Listen, I can go back and try to explain the why and how my daughter’s turd ended up in my hand but at the end of the day absolutely nothing was going to change one simple fact: my daughter’s turd ended up in my hand.
And I was at work.
This, of course, wasn’t supposed to happen. I simply thought that bringing my daughter back to the office for the last hour of the work day would be an opportunity to create a special memory for her, something she could look back on with fondness one day.
“You want colors and markers?” I’d ask, knowing how much she’d light up with excitement. “Now draw daddy a nice picture, baby!”
She’d then get to see her daddy talk on the phone, compose a few e-mails and hear some Pandora; I’d create a station of songs straight out of the Nick Jr. catalog. And if she got tired she could fall asleep on my couch.
It didn’t exactly turn out that way.
“Uh, oh, daddy…”
When my daughter utters these words I go into check down mode, scanning the vicinity for anything broken, spilled, knocked over, torn, ripped, in pain or unconscious. This time, I knew exactly what the “uh-oh” was before she could say the word “daddy.” Because I could smell what she was talking about.

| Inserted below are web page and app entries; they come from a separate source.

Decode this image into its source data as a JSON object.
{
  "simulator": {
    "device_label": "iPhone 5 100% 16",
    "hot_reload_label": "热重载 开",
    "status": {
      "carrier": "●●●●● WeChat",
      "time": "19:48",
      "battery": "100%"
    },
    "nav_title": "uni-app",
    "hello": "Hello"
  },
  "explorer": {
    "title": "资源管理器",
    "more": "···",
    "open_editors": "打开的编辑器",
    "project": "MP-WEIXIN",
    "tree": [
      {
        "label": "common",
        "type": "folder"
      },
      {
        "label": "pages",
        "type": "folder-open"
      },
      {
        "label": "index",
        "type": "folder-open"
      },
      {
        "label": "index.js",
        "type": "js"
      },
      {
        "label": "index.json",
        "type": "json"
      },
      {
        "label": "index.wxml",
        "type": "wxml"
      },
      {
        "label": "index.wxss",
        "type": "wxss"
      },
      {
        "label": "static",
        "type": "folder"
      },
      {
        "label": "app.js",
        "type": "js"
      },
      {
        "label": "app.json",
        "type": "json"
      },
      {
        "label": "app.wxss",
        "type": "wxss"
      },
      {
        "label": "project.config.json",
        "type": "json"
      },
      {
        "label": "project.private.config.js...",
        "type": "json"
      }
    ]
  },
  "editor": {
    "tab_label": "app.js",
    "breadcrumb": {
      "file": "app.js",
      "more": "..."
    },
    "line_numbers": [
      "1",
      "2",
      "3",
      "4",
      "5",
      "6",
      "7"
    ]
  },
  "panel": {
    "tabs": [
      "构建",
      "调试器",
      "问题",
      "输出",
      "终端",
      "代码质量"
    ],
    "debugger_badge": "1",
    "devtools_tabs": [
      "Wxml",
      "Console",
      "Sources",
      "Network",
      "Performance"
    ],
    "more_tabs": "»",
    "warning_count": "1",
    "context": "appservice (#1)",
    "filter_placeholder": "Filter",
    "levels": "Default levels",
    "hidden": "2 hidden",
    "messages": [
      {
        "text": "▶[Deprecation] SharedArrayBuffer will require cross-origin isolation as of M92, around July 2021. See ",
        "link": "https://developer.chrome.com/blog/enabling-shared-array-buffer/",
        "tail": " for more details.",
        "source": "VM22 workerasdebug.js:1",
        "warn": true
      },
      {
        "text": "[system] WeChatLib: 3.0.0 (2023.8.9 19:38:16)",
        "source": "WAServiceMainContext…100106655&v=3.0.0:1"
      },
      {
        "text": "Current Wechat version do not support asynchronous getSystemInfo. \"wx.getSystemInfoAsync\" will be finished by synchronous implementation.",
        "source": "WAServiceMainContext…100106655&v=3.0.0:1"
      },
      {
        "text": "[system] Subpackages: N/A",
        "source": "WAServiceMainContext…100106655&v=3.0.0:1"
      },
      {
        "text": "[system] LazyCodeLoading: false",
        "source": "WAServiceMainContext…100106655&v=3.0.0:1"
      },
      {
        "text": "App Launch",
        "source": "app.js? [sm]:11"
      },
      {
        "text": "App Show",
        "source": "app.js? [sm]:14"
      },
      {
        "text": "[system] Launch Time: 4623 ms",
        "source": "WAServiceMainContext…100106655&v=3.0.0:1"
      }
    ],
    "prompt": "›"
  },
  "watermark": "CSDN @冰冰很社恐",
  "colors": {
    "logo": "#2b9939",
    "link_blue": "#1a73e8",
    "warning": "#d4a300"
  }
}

We now cut to the bathroom scene; there I am kneeling atop the bathroom floor, clutching the pungent turd like a savage holding a still-beating heart in some Indiana Jones flick, the runaway piece of crap that almost made its way under the next stall.
There’s my daughter, staring at my hand and frozen in disbelief and disgust (as was I) before turning her attention back to me. Her big brown eyes taking pity on me, she broke the silence by repeatedly asking, “Daddy, what happened?”
“You have the audacity to ask me what the hell just happened? You didn’t give me so much as a grunt much less a warning that you wanted to take a dump in my office,” I wanted to say but clearly didn’t given the fact that she’s just shy of her third birthday.
“Daddy wasn’t prepared, sweetheart,” I muttered. Now whatever you do, don’t…move…a…muscle.”
It’s true; I was unprepared, thus confirming the notion (my wife’s really) that for good amounts of time during the day I am a moron. I had no baby wipes; those were left back at daycare. We’re smack dab in the middle of potty training, but ask me if I had an extra pull-up handy? That, too, would be a resounding “no.”
Imagine you’re the guy walking into a men’s room only to hear the following:
“Poop is for the potty, sweetheart. Big girls don’t poop on the floor.”
What goes through my mind during a situation like this, you ask? Was I going through the litany of excuses to tell my boss for the chaos that was the company bathroom?
No, that would have been the logical thing to do. Instead it was a damn song I couldn’t get out of my head from one of my daughter’s favorite cartoons, Ni Hao, Kailan.
What can we try? It’s up to me and you. We’ll figure out (clap-clap-clap) what to do.
In MacGyver-like fashion, I separated a small stack of paper towels into three categories: wet and soapy, wet and dry. By the time I was finished cleaning up that crime scene, Dexter himself would have been impressed. Ava and I exchanged no words; it was understood that we wouldn’t talk about what had just transpired.
Glimpsing in the rearview mirror on the way home, I saw Ava staring out the window at passing cars. It was that magical moment kids go through when the excitement of the day has caught up to them and they begin to fall asleep. As she continues to grow and develop, well, so do I as a parent. It’s highly debatable that she’ll be looking back on this day with fondness.
But I will.